The Stoxx Europe 600 Index closed down 0.3% at 268.61. The UK's FTSE 100 Index fell 0.3% to 5762.06, France's CAC-40 lost 0.7% lower at 4026.97 and Germany's DAX lost 0.5% to 6222.41.
In Asia, resources shares rallied in Hong Kong, strength in the financial sector lifted stocks in Japan, but Chinese property developers fell on fear of further monetary tightening.
Japan's Nikkei Stock Average of 225 companies closed 0.1% higher at 11292.83, China's Shanghai Composite fell 0.3% to 3148.22 and Hong Kong's Hang Seng Index climbed 1.8% to 21928.77 in its first day of trading since last Thursday.

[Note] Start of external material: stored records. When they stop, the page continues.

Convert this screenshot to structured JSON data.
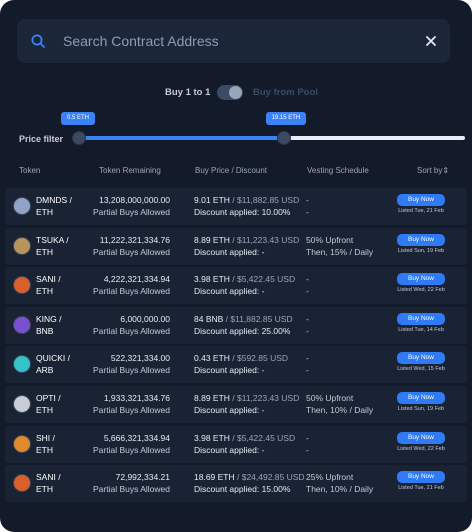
{
  "search": {
    "placeholder": "Search Contract Address"
  },
  "toggle": {
    "left_label": "Buy 1 to 1",
    "right_label": "Buy from Pool"
  },
  "filter": {
    "label": "Price filter",
    "min_label": "0.5 ETH",
    "max_label": "19.15 ETH",
    "range_start_fraction": 0.0,
    "range_end_fraction": 0.53
  },
  "columns": [
    "Token",
    "Token Remaining",
    "Buy Price / Discount",
    "Vesting Schedule",
    "Sort by"
  ],
  "rows": [
    {
      "token": "DMNDS /",
      "chain": "ETH",
      "remaining": "13,208,000,000.00",
      "partial": "Partial Buys Allowed",
      "price": "9.01 ETH",
      "usd": " / $11,882.85 USD",
      "discount": "Discount applied: 10.00%",
      "vest1": "-",
      "vest2": "-",
      "buy": "Buy Now",
      "listed": "Listed Tue, 21 Feb",
      "icon": "diamond-token-icon",
      "icon_color": "#8fa3c7"
    },
    {
      "token": "TSUKA /",
      "chain": "ETH",
      "remaining": "11,222,321,334.76",
      "partial": "Partial Buys Allowed",
      "price": "8.89 ETH",
      "usd": " / $11,223.43 USD",
      "discount": "Discount applied: -",
      "vest1": "50% Upfront",
      "vest2": "Then, 15% / Daily",
      "buy": "Buy Now",
      "listed": "Listed Sun, 19 Feb",
      "icon": "dragon-token-icon",
      "icon_color": "#b8955a"
    },
    {
      "token": "SANI /",
      "chain": "ETH",
      "remaining": "4,222,321,334.94",
      "partial": "Partial Buys Allowed",
      "price": "3.98 ETH",
      "usd": " / $5,422.45 USD",
      "discount": "Discount applied: -",
      "vest1": "-",
      "vest2": "-",
      "buy": "Buy Now",
      "listed": "Listed Wed, 22 Feb",
      "icon": "shiba-token-icon",
      "icon_color": "#d9602b"
    },
    {
      "token": "KING /",
      "chain": "BNB",
      "remaining": "6,000,000.00",
      "partial": "Partial Buys Allowed",
      "price": "84 BNB",
      "usd": " / $11,882.85 USD",
      "discount": "Discount applied: 25.00%",
      "vest1": "-",
      "vest2": "-",
      "buy": "Buy Now",
      "listed": "Listed Tue, 14 Feb",
      "icon": "crown-token-icon",
      "icon_color": "#7b4fd1"
    },
    {
      "token": "QUICKI /",
      "chain": "ARB",
      "remaining": "522,321,334.00",
      "partial": "Partial Buys Allowed",
      "price": "0.43 ETH",
      "usd": " / $592.85 USD",
      "discount": "Discount applied: -",
      "vest1": "-",
      "vest2": "-",
      "buy": "Buy Now",
      "listed": "Listed Wed, 15 Feb",
      "icon": "quick-token-icon",
      "icon_color": "#35c2c9"
    },
    {
      "token": "OPTI /",
      "chain": "ETH",
      "remaining": "1,933,321,334.76",
      "partial": "Partial Buys Allowed",
      "price": "8.89 ETH",
      "usd": " / $11,223.43 USD",
      "discount": "Discount applied: -",
      "vest1": "50% Upfront",
      "vest2": "Then, 10% / Daily",
      "buy": "Buy Now",
      "listed": "Listed Sun, 19 Feb",
      "icon": "opti-token-icon",
      "icon_color": "#c7ccd6"
    },
    {
      "token": "SHI /",
      "chain": "ETH",
      "remaining": "5,666,321,334.94",
      "partial": "Partial Buys Allowed",
      "price": "3.98 ETH",
      "usd": " / $5,422.45 USD",
      "discount": "Discount applied: -",
      "vest1": "-",
      "vest2": "-",
      "buy": "Buy Now",
      "listed": "Listed Wed, 22 Feb",
      "icon": "shib-token-icon",
      "icon_color": "#e08a2e"
    },
    {
      "token": "SANI /",
      "chain": "ETH",
      "remaining": "72,992,334.21",
      "partial": "Partial Buys Allowed",
      "price": "18.69 ETH",
      "usd": " / $24,492.85 USD",
      "discount": "Discount applied: 15.00%",
      "vest1": "25% Upfront",
      "vest2": "Then, 10% / Daily",
      "buy": "Buy Now",
      "listed": "Listed Tue, 21 Feb",
      "icon": "shiba-token-icon",
      "icon_color": "#d9602b"
    }
  ]
}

Australia's S&P/ASX 200 added 0.2% to 4960.91, Korea's Kospi Composite finished nearly flat at 1726.60, India's Sensex Index rose 0.2% to 17,970.02 and Singapore's Straits Times Index added 0.4% to 2988.10,

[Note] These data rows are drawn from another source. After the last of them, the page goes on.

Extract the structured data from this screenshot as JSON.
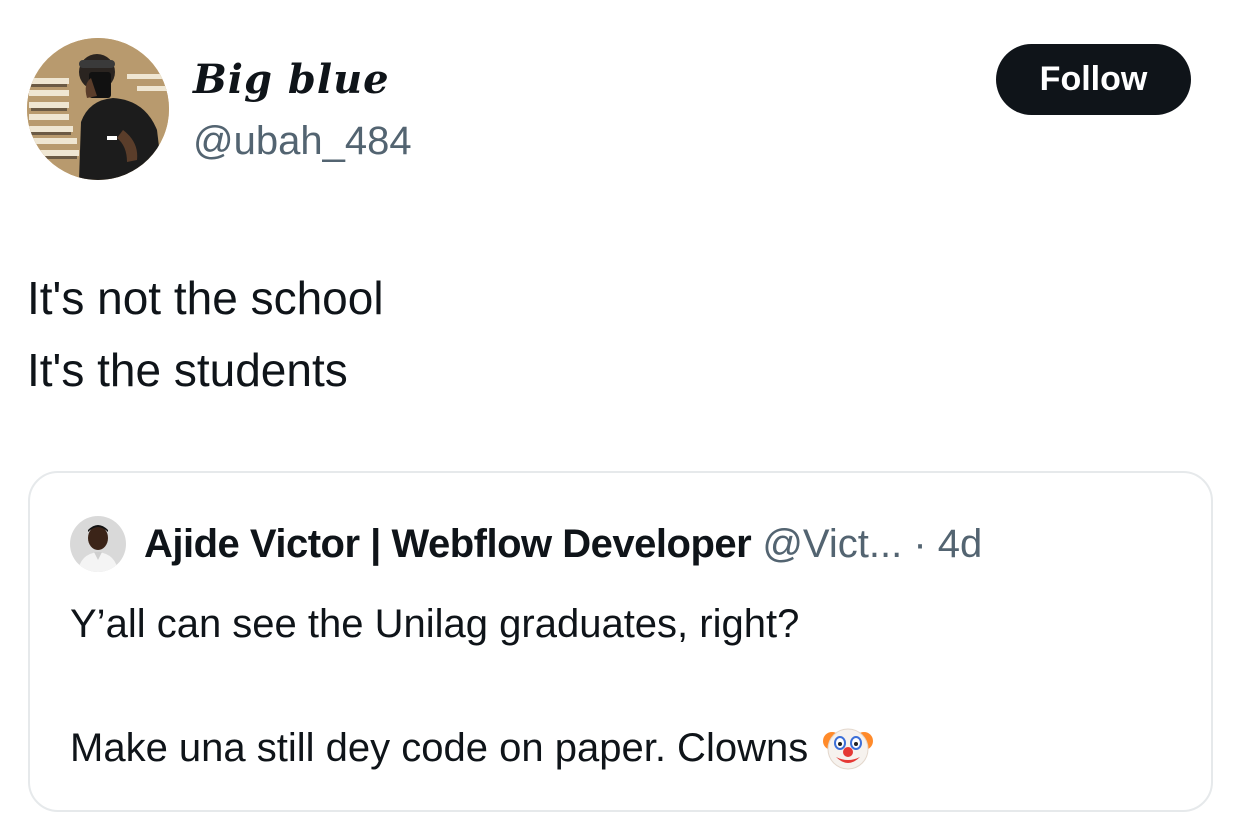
{
  "author": {
    "display_name": "Big blue",
    "handle": "@ubah_484",
    "avatar_icon": "profile-photo"
  },
  "follow_button": {
    "label": "Follow"
  },
  "tweet": {
    "lines": [
      "It's not the school",
      "It's the students"
    ]
  },
  "quoted_tweet": {
    "author_name": "Ajide Victor | Webflow Developer",
    "handle": "@Vict...",
    "separator": "·",
    "time": "4d",
    "line1": "Y’all can see the Unilag graduates, right?",
    "line2": "Make una still dey code on paper. Clowns",
    "emoji_icon": "clown-face-icon"
  },
  "colors": {
    "text": "#0f1419",
    "secondary": "#536471",
    "button_bg": "#0f1419",
    "border": "#e6e9eb"
  }
}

Commodities: Oil down, gold up
Oil futures dropped after the US government reported an unexpectedly large inventory increase.
Light, sweet crude for May delivery settled 96USc, or 1.1%, lower at $US85.88 a barrel in New York. Brent crude on the ICE futures exchange traded 56USc, or 0.7%, lower at $US85.59 a barrel.
Gold futures advanced, continuing their rally despite a stronger US dollar.
The most-active June contract was up $US17, or 1.5% at $US1153 an ounce in New York, while thinly traded April futures were up $US17.20, or 1.5%, at $US1152.30.
Currencies: Dollar up, euro down
The US dollar rose to a new 11-month high against the euro and gained on most major currencies.
The euro fell for a third day, changing hands at $US1.3364, down from $US1.3398 late on Tuesday. It touched $US1.3325 during the session, which would be the lowest on a closing basis since early May.
The British pound also lost further ground to $US1.5246, down from $US1.5276.
Against its Japanese counterpart, the dollar erased an early gain to trade at ¥93.62, down from ¥93.83.